> Exercise aim
All entries are to be returned verbatim.

> Source records
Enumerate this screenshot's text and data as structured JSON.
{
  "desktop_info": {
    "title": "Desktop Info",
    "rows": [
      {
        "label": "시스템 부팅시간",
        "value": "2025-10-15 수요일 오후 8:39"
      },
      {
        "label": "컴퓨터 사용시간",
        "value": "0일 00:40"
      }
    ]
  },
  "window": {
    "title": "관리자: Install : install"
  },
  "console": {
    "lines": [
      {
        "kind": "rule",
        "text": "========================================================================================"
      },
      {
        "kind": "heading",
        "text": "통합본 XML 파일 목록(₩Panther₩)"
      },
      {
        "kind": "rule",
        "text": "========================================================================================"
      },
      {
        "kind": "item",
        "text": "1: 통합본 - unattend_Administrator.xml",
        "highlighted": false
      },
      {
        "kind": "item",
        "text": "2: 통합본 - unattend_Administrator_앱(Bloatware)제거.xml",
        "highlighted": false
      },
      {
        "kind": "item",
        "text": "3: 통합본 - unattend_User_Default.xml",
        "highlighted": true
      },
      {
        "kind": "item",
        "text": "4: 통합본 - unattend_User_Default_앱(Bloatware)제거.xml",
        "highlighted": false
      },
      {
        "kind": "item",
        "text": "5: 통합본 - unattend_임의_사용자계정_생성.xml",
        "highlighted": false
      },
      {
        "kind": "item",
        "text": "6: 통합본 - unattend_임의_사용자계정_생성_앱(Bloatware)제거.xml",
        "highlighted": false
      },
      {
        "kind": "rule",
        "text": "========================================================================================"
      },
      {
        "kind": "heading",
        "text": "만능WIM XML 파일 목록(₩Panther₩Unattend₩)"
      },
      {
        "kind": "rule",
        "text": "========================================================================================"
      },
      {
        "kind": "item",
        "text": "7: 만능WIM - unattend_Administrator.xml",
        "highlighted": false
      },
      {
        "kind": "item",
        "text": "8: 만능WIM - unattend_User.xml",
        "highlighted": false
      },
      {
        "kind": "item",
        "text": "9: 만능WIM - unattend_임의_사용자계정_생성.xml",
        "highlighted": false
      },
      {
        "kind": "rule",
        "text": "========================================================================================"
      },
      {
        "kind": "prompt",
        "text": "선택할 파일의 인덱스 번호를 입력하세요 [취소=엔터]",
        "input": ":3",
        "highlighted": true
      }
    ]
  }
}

> Response to this task
Enumerate this screenshot's text and data as structured JSON.
{
  "desktop_info": {
    "title": "Desktop Info",
    "rows": [
      {
        "label": "시스템 부팅시간",
        "value": "2025-10-15 수요일 오후 8:39"
      },
      {
        "label": "컴퓨터 사용시간",
        "value": "0일 00:40"
      }
    ]
  },
  "window": {
    "title": "관리자: Install : install"
  },
  "console": {
    "lines": [
      {
        "kind": "rule",
        "text": "========================================================================================"
      },
      {
        "kind": "heading",
        "text": "통합본 XML 파일 목록(₩Panther₩)"
      },
      {
        "kind": "rule",
        "text": "========================================================================================"
      },
      {
        "kind": "item",
        "text": "1: 통합본 - unattend_Administrator.xml",
        "highlighted": false
      },
      {
        "kind": "item",
        "text": "2: 통합본 - unattend_Administrator_앱(Bloatware)제거.xml",
        "highlighted": false
      },
      {
        "kind": "item",
        "text": "3: 통합본 - unattend_User_Default.xml",
        "highlighted": true
      },
      {
        "kind": "item",
        "text": "4: 통합본 - unattend_User_Default_앱(Bloatware)제거.xml",
        "highlighted": false
      },
      {
        "kind": "item",
        "text": "5: 통합본 - unattend_임의_사용자계정_생성.xml",
        "highlighted": false
      },
      {
        "kind": "item",
        "text": "6: 통합본 - unattend_임의_사용자계정_생성_앱(Bloatware)제거.xml",
        "highlighted": false
      },
      {
        "kind": "rule",
        "text": "========================================================================================"
      },
      {
        "kind": "heading",
        "text": "만능WIM XML 파일 목록(₩Panther₩Unattend₩)"
      },
      {
        "kind": "rule",
        "text": "========================================================================================"
      },
      {
        "kind": "item",
        "text": "7: 만능WIM - unattend_Administrator.xml",
        "highlighted": false
      },
      {
        "kind": "item",
        "text": "8: 만능WIM - unattend_User.xml",
        "highlighted": false
      },
      {
        "kind": "item",
        "text": "9: 만능WIM - unattend_임의_사용자계정_생성.xml",
        "highlighted": false
      },
      {
        "kind": "rule",
        "text": "========================================================================================"
      },
      {
        "kind": "prompt",
        "text": "선택할 파일의 인덱스 번호를 입력하세요 [취소=엔터]",
        "input": ":3",
        "highlighted": true
      }
    ]
  }
}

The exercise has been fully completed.